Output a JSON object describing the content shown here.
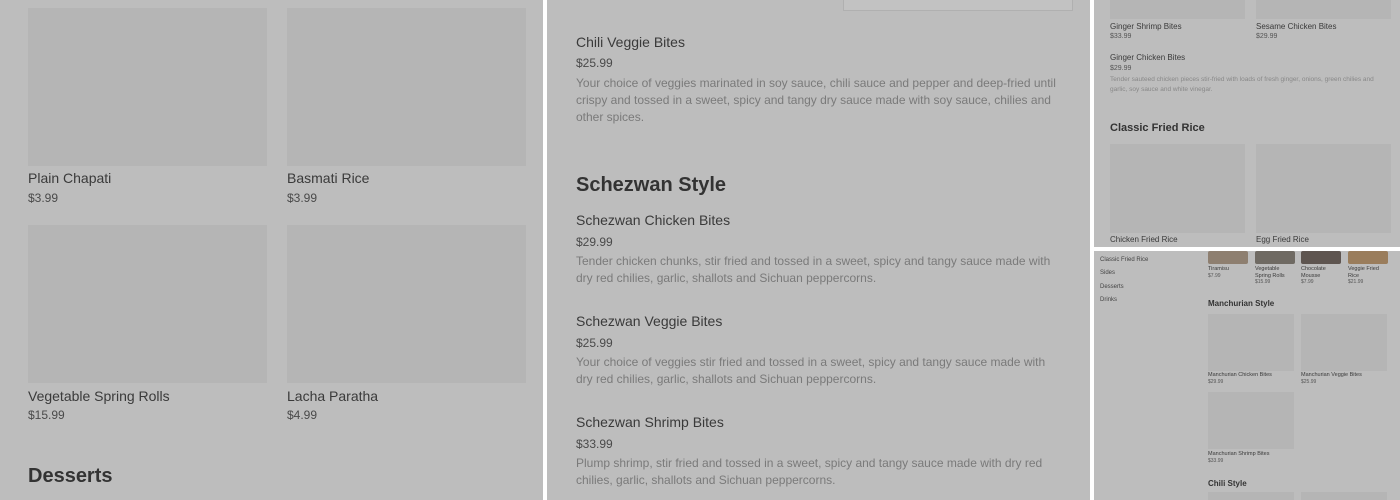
{
  "panel1": {
    "items": [
      {
        "name": "Plain Chapati",
        "price": "$3.99"
      },
      {
        "name": "Basmati Rice",
        "price": "$3.99"
      },
      {
        "name": "Vegetable Spring Rolls",
        "price": "$15.99"
      },
      {
        "name": "Lacha Paratha",
        "price": "$4.99"
      }
    ],
    "section_heading": "Desserts"
  },
  "panel2": {
    "chili_veggie": {
      "name": "Chili Veggie Bites",
      "price": "$25.99",
      "description": "Your choice of veggies marinated in soy sauce, chili sauce and pepper and deep-fried until crispy and tossed in a sweet, spicy and tangy dry sauce made with soy sauce, chilies and other spices."
    },
    "section_heading": "Schezwan Style",
    "items": [
      {
        "name": "Schezwan Chicken Bites",
        "price": "$29.99",
        "description": "Tender chicken chunks, stir fried and tossed in a sweet, spicy and tangy sauce made with dry red chilies, garlic, shallots and Sichuan peppercorns."
      },
      {
        "name": "Schezwan Veggie Bites",
        "price": "$25.99",
        "description": "Your choice of veggies stir fried and tossed in a sweet, spicy and tangy sauce made with dry red chilies, garlic, shallots and Sichuan peppercorns."
      },
      {
        "name": "Schezwan Shrimp Bites",
        "price": "$33.99",
        "description": "Plump shrimp, stir fried and tossed in a sweet, spicy and tangy sauce made with dry red chilies, garlic, shallots and Sichuan peppercorns."
      }
    ]
  },
  "panel3": {
    "top_items": [
      {
        "name": "Ginger Shrimp Bites",
        "price": "$33.99"
      },
      {
        "name": "Sesame Chicken Bites",
        "price": "$29.99"
      }
    ],
    "ginger_chicken": {
      "name": "Ginger Chicken Bites",
      "price": "$29.99",
      "description": "Tender sauteed chicken pieces stir-fried with loads of fresh ginger, onions, green chilies and garlic, soy sauce and white vinegar."
    },
    "section_heading": "Classic Fried Rice",
    "rice_items": [
      {
        "name": "Chicken Fried Rice"
      },
      {
        "name": "Egg Fried Rice"
      }
    ]
  },
  "panel4": {
    "sidebar": [
      "Classic Fried Rice",
      "Sides",
      "Desserts",
      "Drinks"
    ],
    "top_row": [
      {
        "name": "Tiramisu",
        "price": "$7.99"
      },
      {
        "name": "Vegetable Spring Rolls",
        "price": "$15.99"
      },
      {
        "name": "Chocolate Mousse",
        "price": "$7.99"
      },
      {
        "name": "Veggie Fried Rice",
        "price": "$21.99"
      }
    ],
    "manchurian_heading": "Manchurian Style",
    "manchurian_items": [
      {
        "name": "Manchurian Chicken Bites",
        "price": "$29.99"
      },
      {
        "name": "Manchurian Veggie Bites",
        "price": "$25.99"
      },
      {
        "name": "Manchurian Shrimp Bites",
        "price": "$33.99"
      }
    ],
    "chili_heading": "Chili Style"
  },
  "colors": {
    "panel_bg": "#bdbdbd",
    "placeholder": "#b5b5b5",
    "divider": "#ffffff"
  }
}
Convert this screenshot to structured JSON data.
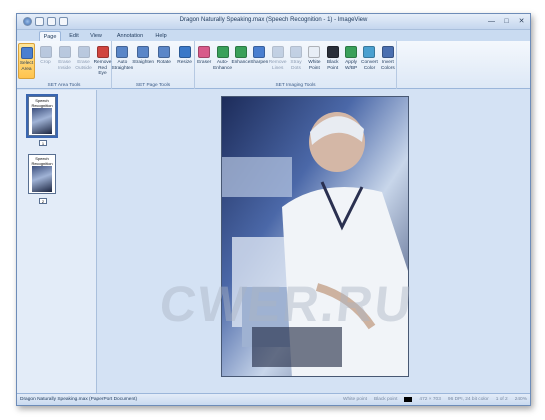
{
  "window": {
    "title": "Dragon Naturally Speaking.max (Speech Recognition - 1) - ImageView",
    "controls": [
      "—",
      "□",
      "✕"
    ]
  },
  "tabs": [
    {
      "label": "Page",
      "active": true
    },
    {
      "label": "Edit",
      "active": false
    },
    {
      "label": "View",
      "active": false
    },
    {
      "label": "Annotation",
      "active": false
    },
    {
      "label": "Help",
      "active": false
    }
  ],
  "ribbon": {
    "groups": [
      {
        "title": "SET Area Tools",
        "tools": [
          {
            "label": "Select\nArea",
            "icon": "select-area-icon",
            "color": "#4a7fd0",
            "selected": true
          },
          {
            "label": "Crop",
            "icon": "crop-icon",
            "color": "#7a95bd",
            "disabled": true
          },
          {
            "label": "Erase\nInside",
            "icon": "erase-inside-icon",
            "color": "#7a95bd",
            "disabled": true
          },
          {
            "label": "Erase\nOutside",
            "icon": "erase-outside-icon",
            "color": "#7a95bd",
            "disabled": true
          },
          {
            "label": "Remove\nRed Eye",
            "icon": "red-eye-icon",
            "color": "#d0453f"
          }
        ]
      },
      {
        "title": "SET Page Tools",
        "tools": [
          {
            "label": "Auto\nStraighten",
            "icon": "auto-straighten-icon",
            "color": "#5a86c8"
          },
          {
            "label": "Straighten",
            "icon": "straighten-icon",
            "color": "#5a86c8"
          },
          {
            "label": "Rotate",
            "icon": "rotate-icon",
            "color": "#5a86c8"
          },
          {
            "label": "Resize",
            "icon": "resize-icon",
            "color": "#3a78c8"
          }
        ]
      },
      {
        "title": "SET Imaging Tools",
        "tools": [
          {
            "label": "Eraser",
            "icon": "eraser-icon",
            "color": "#d85a8a"
          },
          {
            "label": "Auto-Enhance",
            "icon": "auto-enhance-icon",
            "color": "#3aa05a"
          },
          {
            "label": "Enhance",
            "icon": "enhance-icon",
            "color": "#3aa05a"
          },
          {
            "label": "Sharpen",
            "icon": "sharpen-icon",
            "color": "#4a7fd0"
          },
          {
            "label": "Remove\nLines",
            "icon": "remove-lines-icon",
            "color": "#8ea6c8",
            "disabled": true
          },
          {
            "label": "Stray\nDots",
            "icon": "stray-dots-icon",
            "color": "#8ea6c8",
            "disabled": true
          },
          {
            "label": "White\nPoint",
            "icon": "white-point-icon",
            "color": "#e8eef6"
          },
          {
            "label": "Black\nPoint",
            "icon": "black-point-icon",
            "color": "#2a2f3a"
          },
          {
            "label": "Apply\nW/BP",
            "icon": "apply-wbp-icon",
            "color": "#3aa05a"
          },
          {
            "label": "Convert\nColor",
            "icon": "convert-color-icon",
            "color": "#4aa0d0"
          },
          {
            "label": "Invert\nColors",
            "icon": "invert-colors-icon",
            "color": "#4a6fb0"
          }
        ]
      }
    ]
  },
  "thumbnails": [
    {
      "caption": "Speech\nRecognition",
      "page": "1",
      "selected": true
    },
    {
      "caption": "Speech\nRecognition",
      "page": "2",
      "selected": false
    }
  ],
  "statusbar": {
    "document": "Dragon Naturally Speaking.max (PaperPort Document)",
    "white_point": "White point",
    "black_point": "Black point",
    "dimensions": "472 × 703",
    "color_depth": "96 DPI, 24 bit color",
    "page": "1 of 2",
    "zoom": "240%"
  },
  "watermark": "CWER.RU"
}
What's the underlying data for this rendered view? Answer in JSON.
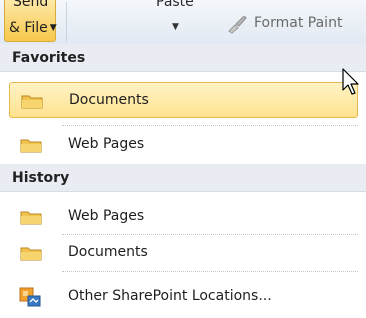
{
  "ribbon": {
    "send_line1": "Send",
    "send_line2": "& File",
    "paste_label": "Paste",
    "format_painter_label": "Format Paint"
  },
  "menu": {
    "favorites_header": "Favorites",
    "favorites": [
      {
        "label": "Documents",
        "icon": "folder-icon",
        "selected": true
      },
      {
        "label": "Web Pages",
        "icon": "folder-icon",
        "selected": false
      }
    ],
    "history_header": "History",
    "history": [
      {
        "label": "Web Pages",
        "icon": "folder-icon"
      },
      {
        "label": "Documents",
        "icon": "folder-icon"
      }
    ],
    "other": {
      "label": "Other SharePoint Locations...",
      "icon": "sharepoint-location-icon"
    }
  },
  "colors": {
    "selected_fill": "#ffe28e",
    "selected_border": "#e6b84c",
    "header_bg": "#e9edf3"
  }
}
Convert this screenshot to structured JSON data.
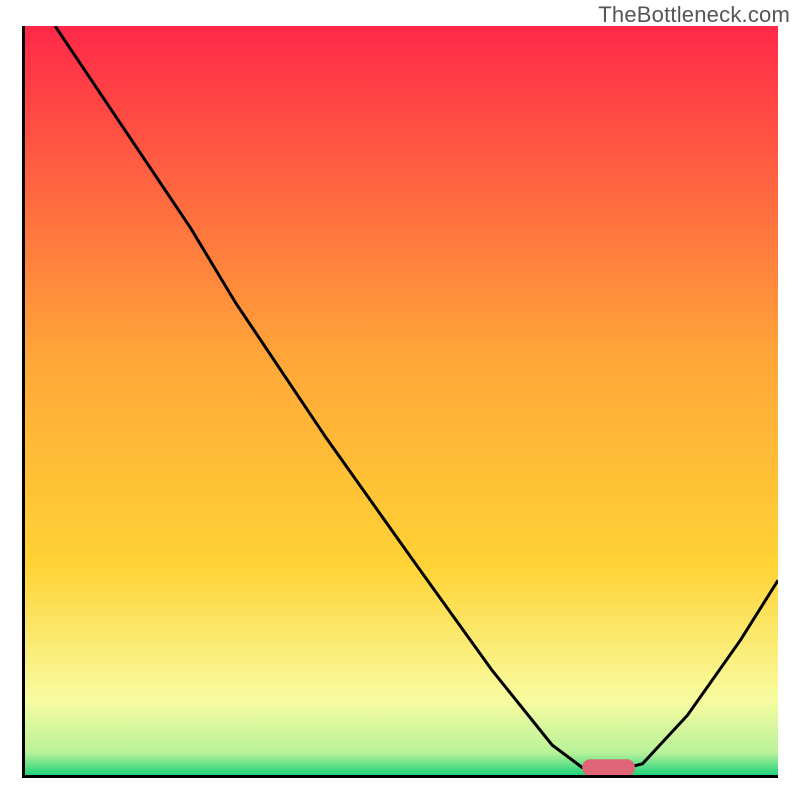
{
  "watermark": "TheBottleneck.com",
  "chart_data": {
    "type": "line",
    "title": "",
    "xlabel": "",
    "ylabel": "",
    "xlim": [
      0,
      100
    ],
    "ylim": [
      0,
      100
    ],
    "axes_shown": false,
    "gradient": {
      "top_color": "#ff2848",
      "mid_color": "#ffd335",
      "low_color": "#f8fca0",
      "bottom_color": "#1fd37a"
    },
    "series": [
      {
        "name": "bottleneck-curve",
        "color": "#000000",
        "x": [
          4,
          12,
          22,
          28,
          40,
          52,
          62,
          70,
          74,
          78,
          82,
          88,
          95,
          100
        ],
        "y": [
          100,
          88,
          73,
          63,
          45,
          28,
          14,
          4,
          1,
          0.5,
          1.5,
          8,
          18,
          26
        ]
      }
    ],
    "marker": {
      "name": "optimal-zone",
      "shape": "rounded-bar",
      "color": "#e06677",
      "x_center": 77.5,
      "y_center": 1,
      "width_frac": 7,
      "height_frac": 2.2
    }
  }
}
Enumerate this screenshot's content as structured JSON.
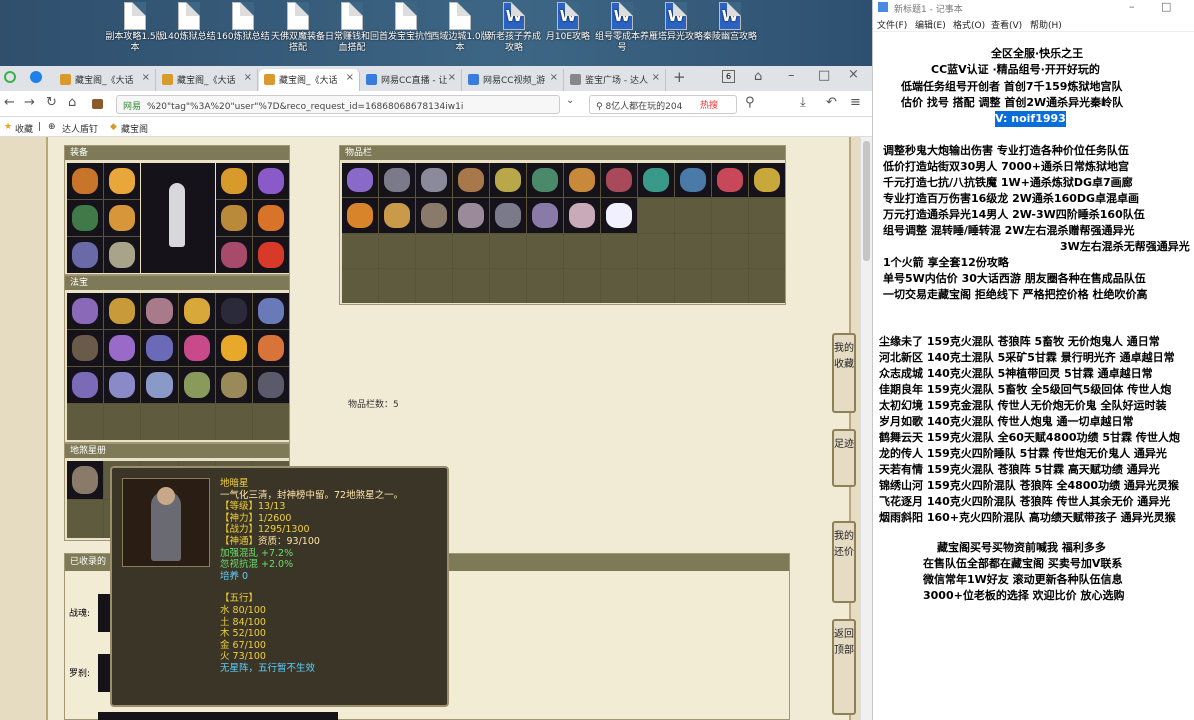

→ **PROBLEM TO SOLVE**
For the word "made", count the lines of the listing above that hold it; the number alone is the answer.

→ **TASK OUTPUT**
4